I’m going to attempt to explain this as simply as possible. Those of you who know me probably have noticed that I like things simple. I actually like ISA because it is simple. It has rules and it follows them. There they are right in front of me. It’s pretty intuitive and obvious. I like that.
In the last year or so I suddenly started hearing about SBS servers running ISA that stopped serving DHCP addresses. I couldn’t reproduce it. I run about 50 ISA servers and none of them have ever stopped serving DHCP addresses. I’ve helped a whole bunch of other consultants all over the Country and some in other parts of the World configure their servers and none of them stopped serving DHCP either. Until this week. I finally got lazy while troubleshooting an application issue and reproduced the problem. Then, another consultant posted the handy screenshots below to help illustrate the problem.

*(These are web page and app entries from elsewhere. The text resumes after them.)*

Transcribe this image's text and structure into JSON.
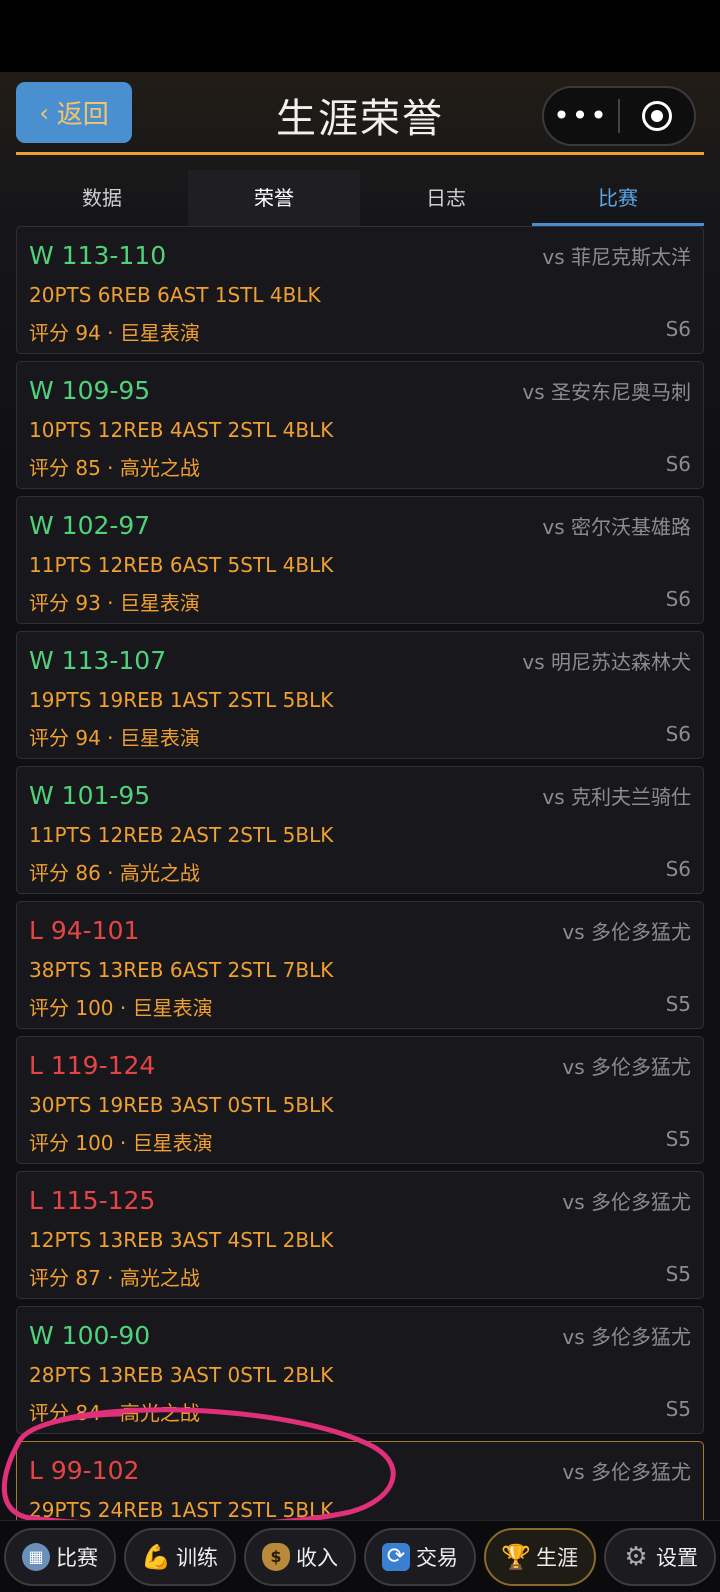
{
  "header": {
    "back_label": "返回",
    "title": "生涯荣誉",
    "more_icon": "more-dots-icon",
    "close_icon": "target-circle-icon"
  },
  "tabs": [
    {
      "label": "数据"
    },
    {
      "label": "荣誉"
    },
    {
      "label": "日志"
    },
    {
      "label": "比赛"
    }
  ],
  "active_tab": "比赛",
  "games": [
    {
      "result": "W",
      "score": "W 113-110",
      "opponent": "vs 菲尼克斯太洋",
      "stats": "20PTS 6REB 6AST 1STL 4BLK",
      "rating": "评分 94 · 巨星表演",
      "season": "S6"
    },
    {
      "result": "W",
      "score": "W 109-95",
      "opponent": "vs 圣安东尼奥马刺",
      "stats": "10PTS 12REB 4AST 2STL 4BLK",
      "rating": "评分 85 · 高光之战",
      "season": "S6"
    },
    {
      "result": "W",
      "score": "W 102-97",
      "opponent": "vs 密尔沃基雄路",
      "stats": "11PTS 12REB 6AST 5STL 4BLK",
      "rating": "评分 93 · 巨星表演",
      "season": "S6"
    },
    {
      "result": "W",
      "score": "W 113-107",
      "opponent": "vs 明尼苏达森林犬",
      "stats": "19PTS 19REB 1AST 2STL 5BLK",
      "rating": "评分 94 · 巨星表演",
      "season": "S6"
    },
    {
      "result": "W",
      "score": "W 101-95",
      "opponent": "vs 克利夫兰骑仕",
      "stats": "11PTS 12REB 2AST 2STL 5BLK",
      "rating": "评分 86 · 高光之战",
      "season": "S6"
    },
    {
      "result": "L",
      "score": "L 94-101",
      "opponent": "vs 多伦多猛尤",
      "stats": "38PTS 13REB 6AST 2STL 7BLK",
      "rating": "评分 100 · 巨星表演",
      "season": "S5"
    },
    {
      "result": "L",
      "score": "L 119-124",
      "opponent": "vs 多伦多猛尤",
      "stats": "30PTS 19REB 3AST 0STL 5BLK",
      "rating": "评分 100 · 巨星表演",
      "season": "S5"
    },
    {
      "result": "L",
      "score": "L 115-125",
      "opponent": "vs 多伦多猛尤",
      "stats": "12PTS 13REB 3AST 4STL 2BLK",
      "rating": "评分 87 · 高光之战",
      "season": "S5"
    },
    {
      "result": "W",
      "score": "W 100-90",
      "opponent": "vs 多伦多猛尤",
      "stats": "28PTS 13REB 3AST 0STL 2BLK",
      "rating": "评分 84 · 高光之战",
      "season": "S5"
    },
    {
      "result": "L",
      "score": "L 99-102",
      "opponent": "vs 多伦多猛尤",
      "stats": "29PTS 24REB 1AST 2STL 5BLK",
      "rating": "",
      "season": ""
    }
  ],
  "bottom_nav": [
    {
      "label": "比赛",
      "icon": "arena-icon"
    },
    {
      "label": "训练",
      "icon": "muscle-icon"
    },
    {
      "label": "收入",
      "icon": "money-bag-icon"
    },
    {
      "label": "交易",
      "icon": "swap-icon"
    },
    {
      "label": "生涯",
      "icon": "trophy-icon"
    },
    {
      "label": "设置",
      "icon": "gear-icon"
    }
  ],
  "colors": {
    "win": "#4fd27a",
    "loss": "#e64545",
    "accent": "#f0a030",
    "tab_active": "#5aa6e8",
    "annotation": "#e0307a"
  }
}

As usual laziness and attention to detail is the root of the problem. Add to that the magic of SBS integration and we have the recipe for denied DHCP requests.
This does not work:

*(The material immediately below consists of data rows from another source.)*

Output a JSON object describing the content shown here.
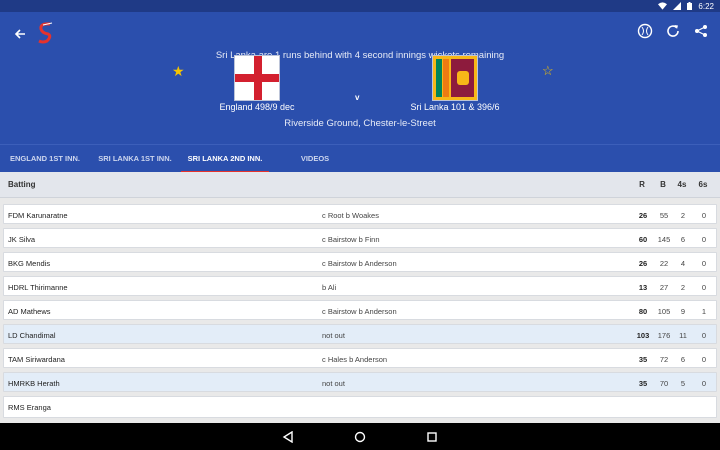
{
  "status": {
    "time": "6:22"
  },
  "header": {
    "summary": "Sri Lanka are 1 runs behind with 4 second innings wickets remaining",
    "home_team": "England 498/9 dec",
    "away_team": "Sri Lanka 101 & 396/6",
    "vs": "v",
    "venue": "Riverside Ground, Chester-le-Street"
  },
  "tabs": [
    {
      "label": "ENGLAND 1ST INN."
    },
    {
      "label": "SRI LANKA 1ST INN."
    },
    {
      "label": "SRI LANKA 2ND INN."
    },
    {
      "label": "VIDEOS"
    }
  ],
  "table": {
    "title": "Batting",
    "columns": [
      "R",
      "B",
      "4s",
      "6s"
    ],
    "rows": [
      {
        "name": "FDM Karunaratne",
        "dismissal": "c Root b Woakes",
        "r": "26",
        "b": "55",
        "fours": "2",
        "sixes": "0"
      },
      {
        "name": "JK Silva",
        "dismissal": "c Bairstow b Finn",
        "r": "60",
        "b": "145",
        "fours": "6",
        "sixes": "0"
      },
      {
        "name": "BKG Mendis",
        "dismissal": "c Bairstow b Anderson",
        "r": "26",
        "b": "22",
        "fours": "4",
        "sixes": "0"
      },
      {
        "name": "HDRL Thirimanne",
        "dismissal": "b Ali",
        "r": "13",
        "b": "27",
        "fours": "2",
        "sixes": "0"
      },
      {
        "name": "AD Mathews",
        "dismissal": "c Bairstow b Anderson",
        "r": "80",
        "b": "105",
        "fours": "9",
        "sixes": "1"
      },
      {
        "name": "LD Chandimal",
        "dismissal": "not out",
        "r": "103",
        "b": "176",
        "fours": "11",
        "sixes": "0"
      },
      {
        "name": "TAM Siriwardana",
        "dismissal": "c Hales b Anderson",
        "r": "35",
        "b": "72",
        "fours": "6",
        "sixes": "0"
      },
      {
        "name": "HMRKB Herath",
        "dismissal": "not out",
        "r": "35",
        "b": "70",
        "fours": "5",
        "sixes": "0"
      },
      {
        "name": "RMS Eranga",
        "dismissal": "",
        "r": "",
        "b": "",
        "fours": "",
        "sixes": ""
      }
    ]
  },
  "colors": {
    "header_bg": "#2b4fad",
    "accent": "#e5322d",
    "highlight_row": "#e3edf8",
    "star": "#f5c400"
  }
}
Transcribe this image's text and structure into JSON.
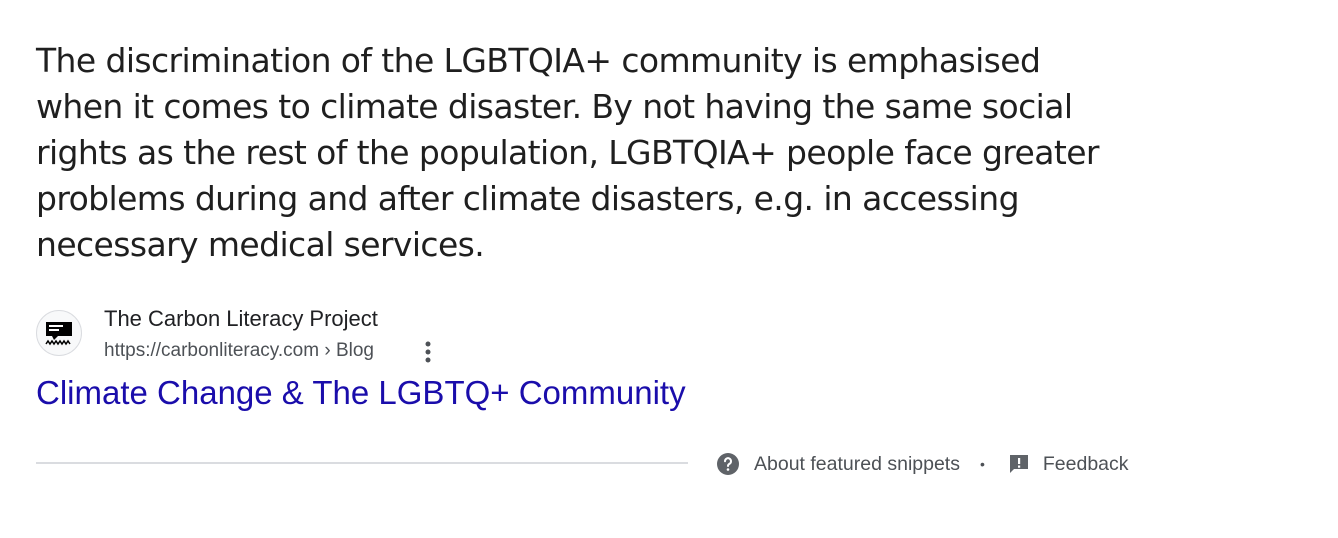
{
  "snippet": {
    "text": "The discrimination of the LGBTQIA+ community is emphasised when it comes to climate disaster. By not having the same social rights as the rest of the population, LGBTQIA+ people face greater problems during and after climate disasters, e.g. in accessing necessary medical services."
  },
  "source": {
    "site_name": "The Carbon Literacy Project",
    "url": "https://carbonliteracy.com › Blog",
    "favicon_icon": "carbon-literacy-logo-icon",
    "more_icon": "more-vert-icon"
  },
  "result": {
    "title": "Climate Change & The LGBTQ+ Community",
    "link_color": "#1a0dab"
  },
  "footer": {
    "about_label": "About featured snippets",
    "separator": "•",
    "feedback_label": "Feedback",
    "about_icon": "help-circle-icon",
    "feedback_icon": "feedback-icon"
  },
  "colors": {
    "text": "#1f1f1f",
    "secondary": "#4d5156",
    "divider": "#dadce0"
  }
}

Using the Sesame Street method of IT Troubleshooting (you know, “one of these things is not like the other, one of these things isn’t the same…”) I see that the only difference between those 2 screenshots is that in the first one the Liberty Program rule is above the SBS Protected Networks Access Rule and in the second one it’s below it. If you’ve heard me speak on ISA, one of the things I always mention is that your custom rules should be positioned BELOW the default rules and sitting right on top of the SBS Internet Access Rule. This is why.
The key is the SBS Protected Networks Access Rule. This is the rule that is unique to the SBS ISA configuration. The Connect To The Internet Wizard creates this rule for us. This rule says Allow, All Outbound Protocols, from All Protected Networks (that’s usually just LocalHost and Internal) to All Protected Networks. That means traffic can flow freely from any network behind your SBS server and the server itself, to any network behind the SBS server and the server itself. This is THE rule that gives ISA purists fits. Why? Because one of the fundamental tenants of ISA is that you don’t trust anyone or anything; even if it’s behind your ISA server and this rule breaks that down. It’s one of the compromises we make for allowing the integration of all the applications we have on SBS.

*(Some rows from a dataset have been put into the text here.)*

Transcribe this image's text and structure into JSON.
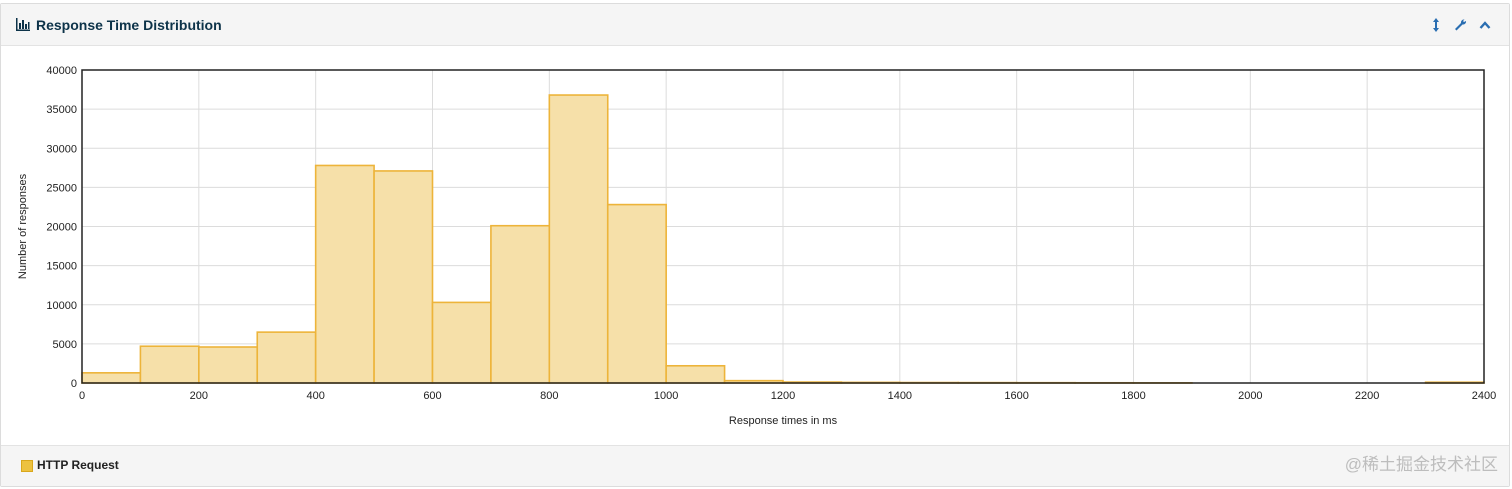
{
  "panel": {
    "title": "Response Time Distribution",
    "icons": [
      "bar-chart-icon",
      "vertical-resize-icon",
      "wrench-icon",
      "collapse-chevron-icon"
    ]
  },
  "legend": {
    "series_label": "HTTP Request",
    "swatch_color": "#edc240"
  },
  "watermark": "@稀土掘金技术社区",
  "chart_data": {
    "type": "bar",
    "xlabel": "Response times in ms",
    "ylabel": "Number of responses",
    "xlim": [
      0,
      2400
    ],
    "ylim": [
      0,
      40000
    ],
    "xticks": [
      0,
      200,
      400,
      600,
      800,
      1000,
      1200,
      1400,
      1600,
      1800,
      2000,
      2200,
      2400
    ],
    "yticks": [
      0,
      5000,
      10000,
      15000,
      20000,
      25000,
      30000,
      35000,
      40000
    ],
    "bin_width": 100,
    "grid": true,
    "bar_fill": "#f6e0a9",
    "bar_stroke": "#edb43a",
    "series": [
      {
        "name": "HTTP Request",
        "bins": [
          {
            "x": 0,
            "value": 1300
          },
          {
            "x": 100,
            "value": 4700
          },
          {
            "x": 200,
            "value": 4600
          },
          {
            "x": 300,
            "value": 6500
          },
          {
            "x": 400,
            "value": 27800
          },
          {
            "x": 500,
            "value": 27100
          },
          {
            "x": 600,
            "value": 10300
          },
          {
            "x": 700,
            "value": 20100
          },
          {
            "x": 800,
            "value": 36800
          },
          {
            "x": 900,
            "value": 22800
          },
          {
            "x": 1000,
            "value": 2200
          },
          {
            "x": 1100,
            "value": 300
          },
          {
            "x": 1200,
            "value": 120
          },
          {
            "x": 1300,
            "value": 80
          },
          {
            "x": 1400,
            "value": 60
          },
          {
            "x": 1500,
            "value": 50
          },
          {
            "x": 1600,
            "value": 40
          },
          {
            "x": 1700,
            "value": 30
          },
          {
            "x": 1800,
            "value": 20
          },
          {
            "x": 2300,
            "value": 100
          }
        ]
      }
    ]
  }
}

Ordinarily the System Policy in ISA handles how ISA can be accessed and the Firewall Policy handles what clients on the network can do and publishes websites. In SBS some of the System Policy rules don’t work because of what’s been done to make all of our server applications happily co-exist on the same box. The DHCP System Policy rule is one of those.
Now we need to understand how we break the SBS Protected Networks Access Rule when we create a rule like this:
Allow, All Outbound Protocols, from Internal, to a URL Set
and we put it above
Allow, All Outbound Protocols, from All Protected Networks, to All Protected Networks
So a DHCP request comes in. It’s a broadcast 255.255.255.255. As ISA moves through the rules it gets down to All, All Outbound Protocols, from Internal, to a URL Set. Opps! Broken rule. URL Sets are only for HTTP, HTTPS (and tunneled FTP). Bounce to the bottom rule Last Default Rule – Deny.
By putting All Outbound Protocols instead of just HTTP, HTTPS in the custom rule. We’ve broken DHCP.
The solution is don’t be lazy with your protocol choices and/or always put your custom access rules just above the SBS Internet Access rule.